In the drawing-room Katharine's manner changed, as if tinder a freezing influence. She did not protend to understand these fine ladies, nor tho absence of their lords, but she had disap- proved less of Mrs. Vivien than the rest, since she was a widow, and free to follow her own. devices, even though they might be of no very elevated kind. .
But to-night Katharine felt only indignation
j against a woman who could so easily play thé
part of an eavesdropper, and her eyes expressed à very sincere contempt as Mrs. Vivien presently approached, and took tho vacant place beside i hor. ? ? . i
' " Miss Dashwood," she said, "you aro angry,
and justly so. But it was with no thought of spy- ing on you that I went to the fencing-roóm last night." "
! . ".Yet you remained to listen," said Katharine,
"Because retreat was ¿ext to impossible.'' ; ! "Then I should have advanced," said Katha-
rine, more coldly still, but longing wildly to ask
Mrs. . Vivien if she had seen Jack.
Mrs. Vivien shrugged her shoulders. " There are positions," she said, "where masterly activity is the ¡best policy, and this was one of them. But Twas

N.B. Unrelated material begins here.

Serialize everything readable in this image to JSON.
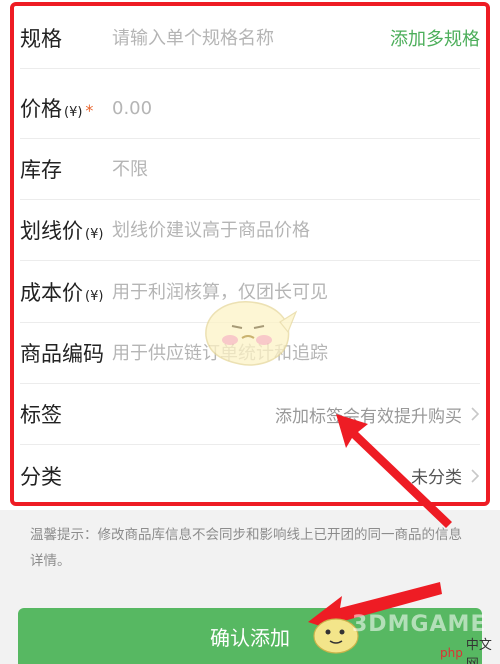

sorry," she wont on, in a different aud gentler j tone, "thatyour father should have come and
i spoiled your tryst."
y Did Jack come after I left?" cried Katharine, I the words springing irrepressibly from her lips,
j "Is Mr."Velasquez's name Jack ?" said Mrs. ! Vivien, opening her eyes.
í "I meant Mr. Storrnonth, the.man to whom I am engaged," said Katharine, proudly.
" A-h !" said Mrs. Vivien, with a peculiar j change of countenance.
. ''Do you know, him ?" said Katharine, feeling a little cold, she knew not why. : >
" No, but I hear of him very often, Is; he not in tho .--th regiment ?"
, "Yes." ? ? ... ' ???.
' ' " About the fastest regiment in tho line. And you are engaged to him ? " added Mrs. Vivien, in a'tone of incredulity.
"Is there any reason why I should not bs ? " said Katharine, haughtily.
',\None that I know, of," said Mrs. Vivien, add- ing in a half aside, "and Miss Dashwood is an
heiress !" . . - .
" Have you been engaged long ?" turning her blue eyes full of pity upon Katharine, who had scorned to notice her last words. V
"I think that you need not concern yourself about that matter in the least, Mrs. Vivien."
; "Really?. But it may. concern a friend of mine, the prettiest creature in a furiously dark style -that I ever saw. ¡ And I . believe she had good reasons for believing herself as good as engaged to Miv Stormonth a month ago. - You soe she lives at Farnbro15 and with men, absence does ,not make the' heart grow fonder, and I think your father said you had been at school abroad for the last two years ?" ;
; But Katharine had moved away,,and soon was the centre of a knot of men, not one of. whom found it -possible to leave her, for she had sud- denly developed some airs of a coquette, however stately, and when the party presently sat down to " nap," she was the life and soul 'of tho game.